How to Use a Reciprocating Saw to Cut Trees
Before you proceed, let me warn you that be realistic about the size of the tree you are going to cut. Do not attempt to chop down a huge tree with a reciprocating saw. This versatile tool should only be used for cutting down small-sized green woods and branches.
Now that we got it out of our way, let’s look into the actual process of cutting a tree with a Sawzall.
Identify the collar of the branch that you want to cut. Place the bottom of the shoe on the branch collar and start the saw. With the shoe resting on the collar, slowly plunge the blade into the greenwood.
Keep in mind that the to-and-fro motion of the blade makes it difficult to control the saw. Hence it is important to have a firm grip on the tool and have the saw shoe rest of the tree.
What follows are some common questions to using a reciprocating saw when cutting trees, branches, and other wood items.
Should you wear protective equipment?
Absolutely yes. While a reciprocating saw is not nearly as loud compared to a chainsaw, you should still wear protective gloves and eyewear designed to stop splinters and sawdust before it reaches you. A long sleeve shirt or jacket is also recommended and if you do not like the sound the saw makes, ear protection works as well.
Can you cut wet wood with a reciprocating saw?
Yes, you can cut wet wood, although it will be somewhat more difficult compared to dry wood. This depends on the diameter of the wood being cut. So, while you can trim small branches or saplings, it’s always best to wait until the wood is dry first if possible.
Can a reciprocating saw overheat?
A reciprocating saw is more likely to overheat compared to a chainsaw. That is because the back and forth action is more prone to overheating compared to a chainsaw which spins the chain over a gear.

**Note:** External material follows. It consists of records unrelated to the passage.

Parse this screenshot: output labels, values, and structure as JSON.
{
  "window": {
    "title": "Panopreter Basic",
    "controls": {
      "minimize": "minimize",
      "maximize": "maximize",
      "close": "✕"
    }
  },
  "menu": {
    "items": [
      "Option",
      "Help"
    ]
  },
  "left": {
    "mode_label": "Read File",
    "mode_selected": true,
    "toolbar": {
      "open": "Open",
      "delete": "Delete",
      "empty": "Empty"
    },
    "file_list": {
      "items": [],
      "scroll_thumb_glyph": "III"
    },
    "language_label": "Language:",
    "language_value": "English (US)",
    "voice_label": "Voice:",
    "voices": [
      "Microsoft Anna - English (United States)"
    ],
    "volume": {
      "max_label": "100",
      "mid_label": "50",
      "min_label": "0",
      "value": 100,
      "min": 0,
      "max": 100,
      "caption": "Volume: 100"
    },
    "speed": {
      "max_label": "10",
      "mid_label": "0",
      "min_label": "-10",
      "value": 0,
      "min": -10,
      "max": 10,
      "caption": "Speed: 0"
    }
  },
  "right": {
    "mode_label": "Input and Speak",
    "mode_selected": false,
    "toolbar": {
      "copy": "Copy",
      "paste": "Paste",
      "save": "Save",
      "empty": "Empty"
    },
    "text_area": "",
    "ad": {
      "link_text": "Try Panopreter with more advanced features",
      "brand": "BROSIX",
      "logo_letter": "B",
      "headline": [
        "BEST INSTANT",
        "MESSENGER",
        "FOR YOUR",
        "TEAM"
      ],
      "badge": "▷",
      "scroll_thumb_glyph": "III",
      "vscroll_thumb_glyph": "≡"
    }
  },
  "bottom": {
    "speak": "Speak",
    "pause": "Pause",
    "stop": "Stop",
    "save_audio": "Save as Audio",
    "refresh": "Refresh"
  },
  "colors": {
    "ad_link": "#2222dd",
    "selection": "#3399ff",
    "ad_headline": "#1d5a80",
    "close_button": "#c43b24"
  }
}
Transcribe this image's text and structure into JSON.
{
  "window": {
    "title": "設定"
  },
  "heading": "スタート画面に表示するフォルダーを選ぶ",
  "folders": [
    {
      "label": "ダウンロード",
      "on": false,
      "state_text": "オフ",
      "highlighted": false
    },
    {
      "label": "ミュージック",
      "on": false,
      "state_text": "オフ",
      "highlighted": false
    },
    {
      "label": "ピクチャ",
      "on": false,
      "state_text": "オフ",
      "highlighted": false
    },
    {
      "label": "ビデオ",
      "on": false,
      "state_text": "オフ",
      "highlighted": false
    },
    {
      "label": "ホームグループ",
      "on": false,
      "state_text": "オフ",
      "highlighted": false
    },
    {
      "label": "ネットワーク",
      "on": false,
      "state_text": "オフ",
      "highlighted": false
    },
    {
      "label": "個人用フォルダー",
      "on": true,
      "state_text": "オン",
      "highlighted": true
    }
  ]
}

The reciprocating saw blade which has less dust clearance is constantly rubbing the wood whereas the chainsaw blade has more clearance and only a small portion of the chain is in contact with the material at any given time.

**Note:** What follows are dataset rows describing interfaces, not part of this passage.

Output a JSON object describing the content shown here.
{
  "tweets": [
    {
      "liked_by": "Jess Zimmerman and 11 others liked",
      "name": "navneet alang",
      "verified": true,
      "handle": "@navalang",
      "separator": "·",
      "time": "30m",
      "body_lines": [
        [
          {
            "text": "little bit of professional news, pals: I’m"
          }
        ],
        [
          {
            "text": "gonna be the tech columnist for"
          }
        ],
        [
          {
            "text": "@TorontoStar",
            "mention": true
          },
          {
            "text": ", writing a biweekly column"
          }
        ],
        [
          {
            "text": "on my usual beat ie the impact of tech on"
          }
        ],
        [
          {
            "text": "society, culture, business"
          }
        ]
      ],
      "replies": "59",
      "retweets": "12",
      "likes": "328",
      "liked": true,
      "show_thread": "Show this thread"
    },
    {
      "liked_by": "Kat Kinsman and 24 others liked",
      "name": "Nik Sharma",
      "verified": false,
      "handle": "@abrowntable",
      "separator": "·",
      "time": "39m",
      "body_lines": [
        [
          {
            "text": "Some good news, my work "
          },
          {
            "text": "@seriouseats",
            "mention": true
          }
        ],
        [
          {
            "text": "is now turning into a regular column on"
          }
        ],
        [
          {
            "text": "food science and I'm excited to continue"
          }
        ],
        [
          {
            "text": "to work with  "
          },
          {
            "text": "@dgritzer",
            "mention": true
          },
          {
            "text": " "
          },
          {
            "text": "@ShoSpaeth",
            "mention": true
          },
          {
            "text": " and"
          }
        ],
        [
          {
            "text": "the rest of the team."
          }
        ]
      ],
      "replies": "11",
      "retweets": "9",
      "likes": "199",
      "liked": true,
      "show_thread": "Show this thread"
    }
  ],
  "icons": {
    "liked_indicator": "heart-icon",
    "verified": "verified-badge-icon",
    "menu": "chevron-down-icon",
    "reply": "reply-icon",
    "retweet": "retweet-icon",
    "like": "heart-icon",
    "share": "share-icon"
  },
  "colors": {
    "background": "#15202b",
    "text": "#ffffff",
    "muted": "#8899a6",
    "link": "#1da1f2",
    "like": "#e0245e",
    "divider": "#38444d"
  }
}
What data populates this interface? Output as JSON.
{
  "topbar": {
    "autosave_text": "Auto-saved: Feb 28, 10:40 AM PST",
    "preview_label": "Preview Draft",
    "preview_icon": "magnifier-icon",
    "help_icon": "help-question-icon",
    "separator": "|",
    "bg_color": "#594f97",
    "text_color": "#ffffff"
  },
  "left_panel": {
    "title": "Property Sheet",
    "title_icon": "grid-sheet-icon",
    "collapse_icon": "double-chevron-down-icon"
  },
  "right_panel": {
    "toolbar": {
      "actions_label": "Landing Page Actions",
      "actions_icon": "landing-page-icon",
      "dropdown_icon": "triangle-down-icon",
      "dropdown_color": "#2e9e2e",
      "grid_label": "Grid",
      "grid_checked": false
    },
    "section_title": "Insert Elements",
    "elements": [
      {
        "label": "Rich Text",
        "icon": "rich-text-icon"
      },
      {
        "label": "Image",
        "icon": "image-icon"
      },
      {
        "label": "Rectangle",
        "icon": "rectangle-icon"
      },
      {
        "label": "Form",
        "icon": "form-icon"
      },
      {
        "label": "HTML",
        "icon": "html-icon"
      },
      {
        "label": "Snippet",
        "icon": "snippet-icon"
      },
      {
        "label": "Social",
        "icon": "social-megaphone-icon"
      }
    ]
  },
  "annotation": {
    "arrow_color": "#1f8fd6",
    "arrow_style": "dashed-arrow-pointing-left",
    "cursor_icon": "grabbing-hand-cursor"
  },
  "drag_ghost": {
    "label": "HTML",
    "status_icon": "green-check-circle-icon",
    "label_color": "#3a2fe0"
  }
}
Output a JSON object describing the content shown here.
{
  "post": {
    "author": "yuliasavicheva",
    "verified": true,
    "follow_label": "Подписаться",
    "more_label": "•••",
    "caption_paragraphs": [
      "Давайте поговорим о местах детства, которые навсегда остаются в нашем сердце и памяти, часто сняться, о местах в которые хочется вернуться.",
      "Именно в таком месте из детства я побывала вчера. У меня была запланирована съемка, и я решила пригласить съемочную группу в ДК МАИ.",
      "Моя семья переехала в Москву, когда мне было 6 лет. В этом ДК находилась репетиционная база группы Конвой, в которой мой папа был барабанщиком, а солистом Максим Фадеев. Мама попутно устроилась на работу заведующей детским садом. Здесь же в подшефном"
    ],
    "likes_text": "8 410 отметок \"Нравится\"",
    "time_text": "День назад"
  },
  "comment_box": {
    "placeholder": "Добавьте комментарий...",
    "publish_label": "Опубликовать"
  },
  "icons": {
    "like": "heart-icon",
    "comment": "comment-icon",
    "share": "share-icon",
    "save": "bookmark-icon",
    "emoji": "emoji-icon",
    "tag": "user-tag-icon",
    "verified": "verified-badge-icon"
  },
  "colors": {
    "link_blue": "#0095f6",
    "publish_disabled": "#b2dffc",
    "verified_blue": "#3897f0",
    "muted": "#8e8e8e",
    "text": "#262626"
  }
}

This means that you should use a reciprocating saw in short bursts and not for long, all-day jobs.
What is the best saw for cutting tree branches?
The chainsaw is, without doubt, the best saw for cutting trees. A pole saw, which is nothing but a chain saw at the end of a pole, is the best power tool for cutting tree branches.
Cordless Saw with Branch Support
- Tool Type: Reciprocating Saw
- Power: 12V (2Ah Battery)
- Speciality: Removable branch clamping claw
- Lightweight saw with variable speed
- Brand: WORKPRO
- Price: Click Here to See Latest Price
In conclusion, a chainsaw works best for cutting down large trees and sizing logs. You can cut small trees and branches more efficiently compared to a chainsaw when you use the right reciprocating saw.
Back to Contents
- Best Reciprocating Saw Blade for Cutting Trees
- How Big a Tree Can You Cut with a Reciprocating Saw?
- How to Use a Reciprocating Saw to Cut Trees